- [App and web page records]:
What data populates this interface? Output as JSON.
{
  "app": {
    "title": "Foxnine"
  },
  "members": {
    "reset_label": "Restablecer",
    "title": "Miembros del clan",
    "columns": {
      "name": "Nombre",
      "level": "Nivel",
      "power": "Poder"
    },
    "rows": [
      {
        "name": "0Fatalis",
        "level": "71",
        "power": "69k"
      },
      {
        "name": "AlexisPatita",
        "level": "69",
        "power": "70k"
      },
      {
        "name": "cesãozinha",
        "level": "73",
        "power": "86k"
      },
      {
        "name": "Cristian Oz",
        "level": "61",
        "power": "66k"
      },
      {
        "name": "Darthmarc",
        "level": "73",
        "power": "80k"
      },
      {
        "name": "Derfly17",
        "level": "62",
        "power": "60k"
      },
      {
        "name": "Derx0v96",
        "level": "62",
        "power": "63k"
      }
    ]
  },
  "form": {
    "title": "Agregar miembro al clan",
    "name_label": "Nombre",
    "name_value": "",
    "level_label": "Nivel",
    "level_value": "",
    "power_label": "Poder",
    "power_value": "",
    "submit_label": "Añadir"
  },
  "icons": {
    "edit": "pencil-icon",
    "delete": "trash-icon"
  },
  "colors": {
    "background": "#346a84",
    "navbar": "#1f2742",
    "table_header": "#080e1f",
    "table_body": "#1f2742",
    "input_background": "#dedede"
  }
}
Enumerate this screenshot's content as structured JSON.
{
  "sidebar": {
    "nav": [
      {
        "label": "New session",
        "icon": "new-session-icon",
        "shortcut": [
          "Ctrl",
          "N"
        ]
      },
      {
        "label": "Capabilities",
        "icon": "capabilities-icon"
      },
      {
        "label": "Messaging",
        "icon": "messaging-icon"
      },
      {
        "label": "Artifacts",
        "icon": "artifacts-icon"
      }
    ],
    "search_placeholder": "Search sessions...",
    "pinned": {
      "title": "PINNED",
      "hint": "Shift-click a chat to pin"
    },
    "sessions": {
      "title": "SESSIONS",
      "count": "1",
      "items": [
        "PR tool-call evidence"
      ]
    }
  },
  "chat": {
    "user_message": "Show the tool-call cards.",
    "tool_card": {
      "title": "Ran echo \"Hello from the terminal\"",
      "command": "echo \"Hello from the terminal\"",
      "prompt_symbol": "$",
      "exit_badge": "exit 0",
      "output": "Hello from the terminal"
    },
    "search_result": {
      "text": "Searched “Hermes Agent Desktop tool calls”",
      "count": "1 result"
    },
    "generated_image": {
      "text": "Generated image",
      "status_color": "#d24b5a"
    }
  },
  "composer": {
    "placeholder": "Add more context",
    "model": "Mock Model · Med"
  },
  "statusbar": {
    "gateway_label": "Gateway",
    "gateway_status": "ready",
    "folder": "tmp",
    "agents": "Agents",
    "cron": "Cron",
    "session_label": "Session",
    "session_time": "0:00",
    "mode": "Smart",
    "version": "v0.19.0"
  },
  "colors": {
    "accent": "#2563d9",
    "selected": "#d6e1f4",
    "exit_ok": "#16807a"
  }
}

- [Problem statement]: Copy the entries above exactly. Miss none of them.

- [Result of the exercise]:
What data populates this interface? Output as JSON.
{
  "app": {
    "title": "Foxnine"
  },
  "members": {
    "reset_label": "Restablecer",
    "title": "Miembros del clan",
    "columns": {
      "name": "Nombre",
      "level": "Nivel",
      "power": "Poder"
    },
    "rows": [
      {
        "name": "0Fatalis",
        "level": "71",
        "power": "69k"
      },
      {
        "name": "AlexisPatita",
        "level": "69",
        "power": "70k"
      },
      {
        "name": "cesãozinha",
        "level": "73",
        "power": "86k"
      },
      {
        "name": "Cristian Oz",
        "level": "61",
        "power": "66k"
      },
      {
        "name": "Darthmarc",
        "level": "73",
        "power": "80k"
      },
      {
        "name": "Derfly17",
        "level": "62",
        "power": "60k"
      },
      {
        "name": "Derx0v96",
        "level": "62",
        "power": "63k"
      }
    ]
  },
  "form": {
    "title": "Agregar miembro al clan",
    "name_label": "Nombre",
    "name_value": "",
    "level_label": "Nivel",
    "level_value": "",
    "power_label": "Poder",
    "power_value": "",
    "submit_label": "Añadir"
  },
  "icons": {
    "edit": "pencil-icon",
    "delete": "trash-icon"
  },
  "colors": {
    "background": "#346a84",
    "navbar": "#1f2742",
    "table_header": "#080e1f",
    "table_body": "#1f2742",
    "input_background": "#dedede"
  }
}
Enumerate this screenshot's content as structured JSON.
{
  "sidebar": {
    "nav": [
      {
        "label": "New session",
        "icon": "new-session-icon",
        "shortcut": [
          "Ctrl",
          "N"
        ]
      },
      {
        "label": "Capabilities",
        "icon": "capabilities-icon"
      },
      {
        "label": "Messaging",
        "icon": "messaging-icon"
      },
      {
        "label": "Artifacts",
        "icon": "artifacts-icon"
      }
    ],
    "search_placeholder": "Search sessions...",
    "pinned": {
      "title": "PINNED",
      "hint": "Shift-click a chat to pin"
    },
    "sessions": {
      "title": "SESSIONS",
      "count": "1",
      "items": [
        "PR tool-call evidence"
      ]
    }
  },
  "chat": {
    "user_message": "Show the tool-call cards.",
    "tool_card": {
      "title": "Ran echo \"Hello from the terminal\"",
      "command": "echo \"Hello from the terminal\"",
      "prompt_symbol": "$",
      "exit_badge": "exit 0",
      "output": "Hello from the terminal"
    },
    "search_result": {
      "text": "Searched “Hermes Agent Desktop tool calls”",
      "count": "1 result"
    },
    "generated_image": {
      "text": "Generated image",
      "status_color": "#d24b5a"
    }
  },
  "composer": {
    "placeholder": "Add more context",
    "model": "Mock Model · Med"
  },
  "statusbar": {
    "gateway_label": "Gateway",
    "gateway_status": "ready",
    "folder": "tmp",
    "agents": "Agents",
    "cron": "Cron",
    "session_label": "Session",
    "session_time": "0:00",
    "mode": "Smart",
    "version": "v0.19.0"
  },
  "colors": {
    "accent": "#2563d9",
    "selected": "#d6e1f4",
    "exit_ok": "#16807a"
  }
}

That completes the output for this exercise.